Task goal:
Below are the records. Gather each line that holds "data".
#### Extracted material
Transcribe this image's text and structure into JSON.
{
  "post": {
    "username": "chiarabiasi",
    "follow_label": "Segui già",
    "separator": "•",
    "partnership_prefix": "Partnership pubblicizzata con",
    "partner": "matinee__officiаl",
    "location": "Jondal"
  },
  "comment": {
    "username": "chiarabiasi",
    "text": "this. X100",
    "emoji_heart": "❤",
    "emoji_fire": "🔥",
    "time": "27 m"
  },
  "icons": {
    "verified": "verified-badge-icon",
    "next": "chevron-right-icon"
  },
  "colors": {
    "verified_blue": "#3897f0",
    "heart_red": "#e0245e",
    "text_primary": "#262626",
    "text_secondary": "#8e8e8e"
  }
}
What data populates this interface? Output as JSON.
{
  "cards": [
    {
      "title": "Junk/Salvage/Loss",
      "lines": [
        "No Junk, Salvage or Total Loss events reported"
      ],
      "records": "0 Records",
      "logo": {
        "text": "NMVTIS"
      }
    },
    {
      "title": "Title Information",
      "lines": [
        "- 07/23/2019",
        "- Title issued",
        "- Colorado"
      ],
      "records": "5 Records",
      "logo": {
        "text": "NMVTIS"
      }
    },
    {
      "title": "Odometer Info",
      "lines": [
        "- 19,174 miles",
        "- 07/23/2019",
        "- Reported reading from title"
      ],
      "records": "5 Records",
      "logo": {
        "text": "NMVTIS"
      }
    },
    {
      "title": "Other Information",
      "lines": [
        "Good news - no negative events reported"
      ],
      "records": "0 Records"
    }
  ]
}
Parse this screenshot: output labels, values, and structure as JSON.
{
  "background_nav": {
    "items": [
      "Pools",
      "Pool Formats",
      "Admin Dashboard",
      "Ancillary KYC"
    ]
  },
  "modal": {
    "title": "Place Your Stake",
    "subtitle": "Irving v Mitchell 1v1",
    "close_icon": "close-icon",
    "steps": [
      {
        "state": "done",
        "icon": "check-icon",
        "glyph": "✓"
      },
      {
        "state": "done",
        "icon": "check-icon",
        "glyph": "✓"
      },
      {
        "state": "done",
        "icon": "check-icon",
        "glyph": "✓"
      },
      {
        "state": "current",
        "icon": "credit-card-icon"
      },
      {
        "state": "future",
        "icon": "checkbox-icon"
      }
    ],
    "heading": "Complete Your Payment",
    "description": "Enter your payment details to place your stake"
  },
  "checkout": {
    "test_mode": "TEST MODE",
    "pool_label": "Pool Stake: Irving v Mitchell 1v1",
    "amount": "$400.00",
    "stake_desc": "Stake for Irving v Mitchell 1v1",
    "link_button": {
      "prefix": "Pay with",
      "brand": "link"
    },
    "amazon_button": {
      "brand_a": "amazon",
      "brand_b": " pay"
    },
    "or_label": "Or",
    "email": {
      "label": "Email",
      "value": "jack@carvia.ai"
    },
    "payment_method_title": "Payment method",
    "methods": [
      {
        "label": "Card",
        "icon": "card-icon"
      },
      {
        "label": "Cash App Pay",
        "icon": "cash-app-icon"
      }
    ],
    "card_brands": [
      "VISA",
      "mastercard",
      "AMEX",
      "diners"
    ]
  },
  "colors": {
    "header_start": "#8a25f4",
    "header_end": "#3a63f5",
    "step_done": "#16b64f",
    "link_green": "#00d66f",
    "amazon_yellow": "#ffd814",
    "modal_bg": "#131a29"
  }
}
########
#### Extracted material
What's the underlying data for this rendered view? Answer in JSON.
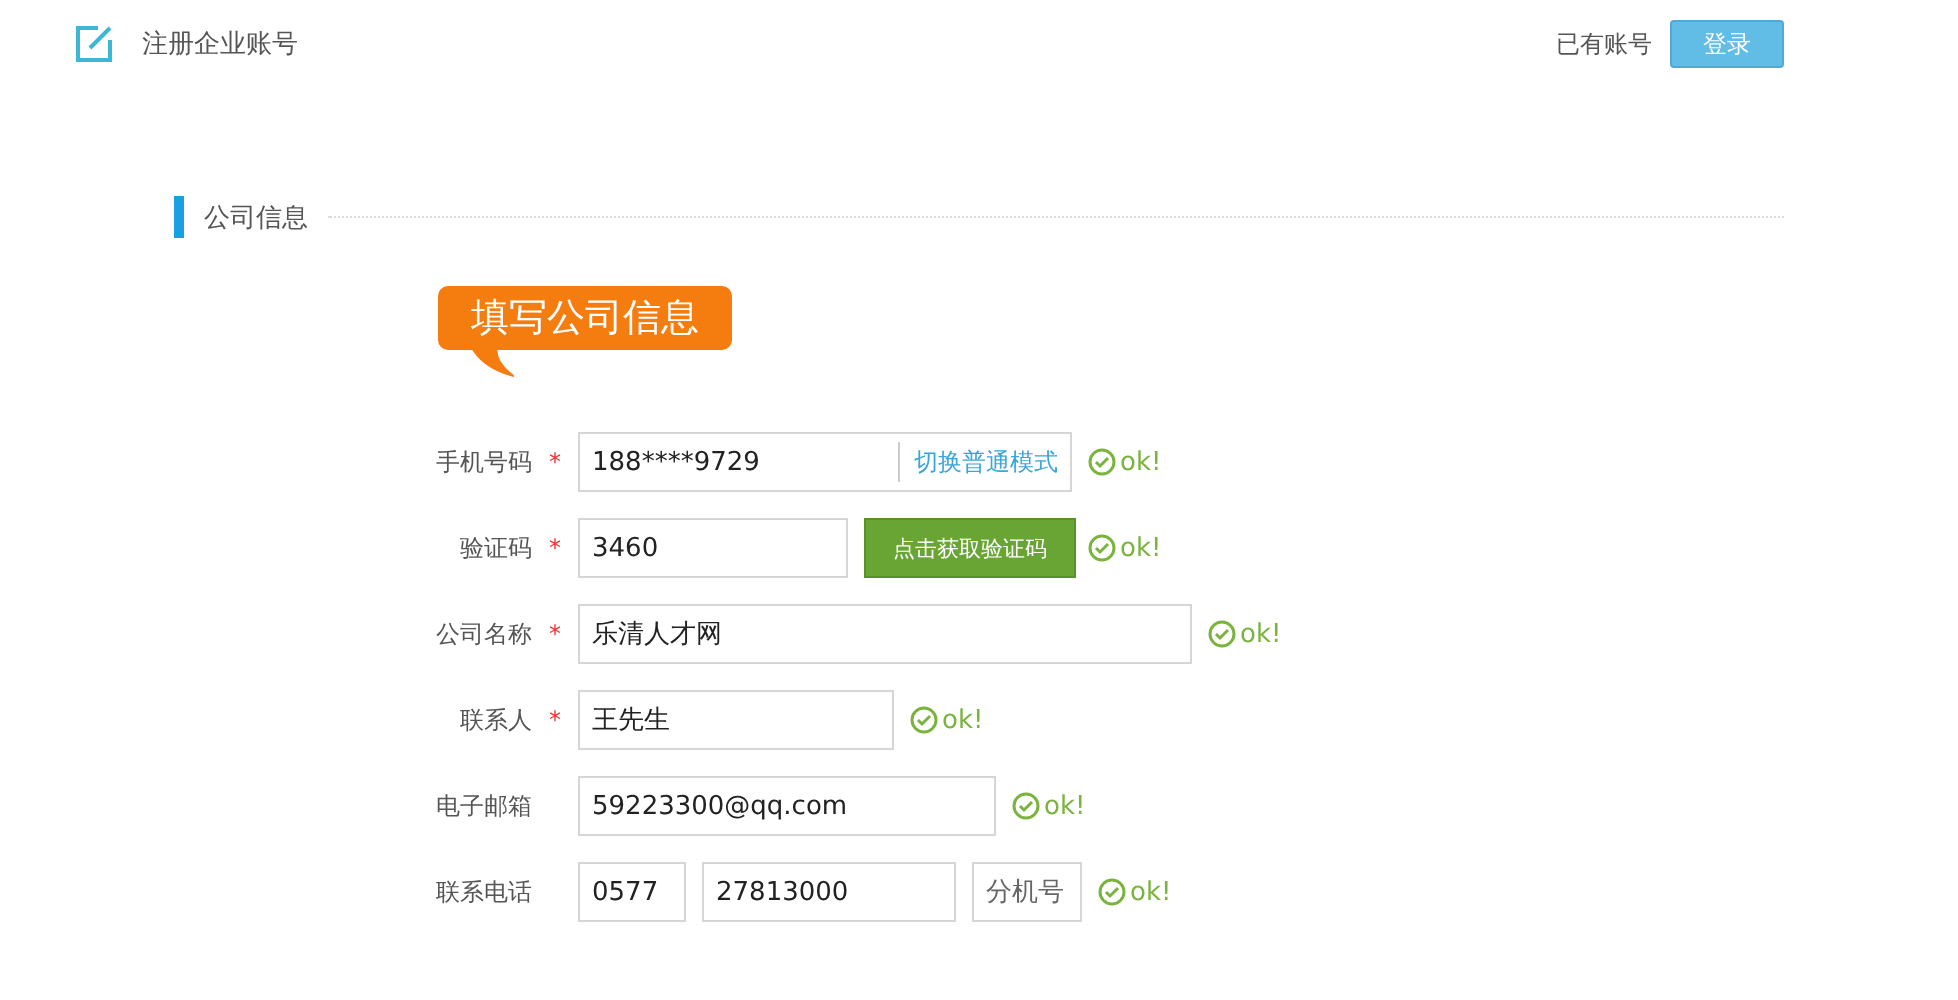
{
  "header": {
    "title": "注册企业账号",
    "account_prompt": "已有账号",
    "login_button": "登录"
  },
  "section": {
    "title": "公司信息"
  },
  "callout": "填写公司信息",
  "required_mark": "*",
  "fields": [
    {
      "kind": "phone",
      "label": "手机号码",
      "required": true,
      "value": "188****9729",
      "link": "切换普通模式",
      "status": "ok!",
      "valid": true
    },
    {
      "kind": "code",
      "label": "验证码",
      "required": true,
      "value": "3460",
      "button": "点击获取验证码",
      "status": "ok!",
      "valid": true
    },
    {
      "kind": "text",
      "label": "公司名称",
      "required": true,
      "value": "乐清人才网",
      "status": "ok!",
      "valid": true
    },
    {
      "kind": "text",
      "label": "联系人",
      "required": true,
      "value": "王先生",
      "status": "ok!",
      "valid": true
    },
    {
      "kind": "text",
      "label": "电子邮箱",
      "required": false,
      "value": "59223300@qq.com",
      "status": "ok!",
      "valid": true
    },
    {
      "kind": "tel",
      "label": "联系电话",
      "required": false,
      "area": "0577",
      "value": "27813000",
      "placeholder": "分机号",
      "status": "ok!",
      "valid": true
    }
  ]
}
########
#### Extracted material
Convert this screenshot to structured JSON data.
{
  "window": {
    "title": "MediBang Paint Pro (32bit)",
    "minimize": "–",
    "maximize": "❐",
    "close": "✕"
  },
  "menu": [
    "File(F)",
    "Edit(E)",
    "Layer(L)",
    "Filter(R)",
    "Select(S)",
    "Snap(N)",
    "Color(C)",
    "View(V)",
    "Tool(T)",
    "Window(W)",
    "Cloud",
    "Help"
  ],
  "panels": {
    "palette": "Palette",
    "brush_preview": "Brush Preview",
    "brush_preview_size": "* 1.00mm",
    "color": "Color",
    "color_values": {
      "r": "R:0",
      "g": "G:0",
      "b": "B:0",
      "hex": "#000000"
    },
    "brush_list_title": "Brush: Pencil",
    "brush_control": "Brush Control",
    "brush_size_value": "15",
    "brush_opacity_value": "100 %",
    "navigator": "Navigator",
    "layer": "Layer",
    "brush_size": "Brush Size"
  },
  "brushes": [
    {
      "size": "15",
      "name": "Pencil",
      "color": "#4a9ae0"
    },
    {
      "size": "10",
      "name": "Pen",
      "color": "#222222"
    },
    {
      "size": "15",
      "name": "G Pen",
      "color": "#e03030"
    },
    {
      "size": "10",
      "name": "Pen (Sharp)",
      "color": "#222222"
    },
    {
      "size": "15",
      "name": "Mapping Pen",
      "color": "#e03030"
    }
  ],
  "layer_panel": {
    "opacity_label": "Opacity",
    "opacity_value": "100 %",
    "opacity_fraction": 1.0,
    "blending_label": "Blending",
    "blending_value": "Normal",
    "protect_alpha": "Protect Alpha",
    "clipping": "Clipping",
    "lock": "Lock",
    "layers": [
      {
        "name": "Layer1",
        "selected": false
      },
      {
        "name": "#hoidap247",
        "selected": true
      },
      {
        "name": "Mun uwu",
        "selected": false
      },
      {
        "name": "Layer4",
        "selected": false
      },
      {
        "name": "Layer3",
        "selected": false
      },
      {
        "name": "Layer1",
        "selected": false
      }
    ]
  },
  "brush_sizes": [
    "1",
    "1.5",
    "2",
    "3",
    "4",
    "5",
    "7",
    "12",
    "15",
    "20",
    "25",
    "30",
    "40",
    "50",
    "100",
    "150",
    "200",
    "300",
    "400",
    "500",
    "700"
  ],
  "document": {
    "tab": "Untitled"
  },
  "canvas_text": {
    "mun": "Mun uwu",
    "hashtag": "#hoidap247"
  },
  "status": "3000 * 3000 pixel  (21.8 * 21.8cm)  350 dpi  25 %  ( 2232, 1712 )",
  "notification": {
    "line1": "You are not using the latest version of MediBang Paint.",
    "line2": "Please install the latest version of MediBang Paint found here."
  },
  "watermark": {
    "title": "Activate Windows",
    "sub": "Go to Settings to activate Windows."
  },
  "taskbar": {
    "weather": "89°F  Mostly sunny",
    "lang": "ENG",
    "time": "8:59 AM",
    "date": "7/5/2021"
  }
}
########
Response to the task:
What data populates this interface? Output as JSON.
What's the underlying data for this rendered view? Answer in JSON.
Convert this screenshot to structured JSON data.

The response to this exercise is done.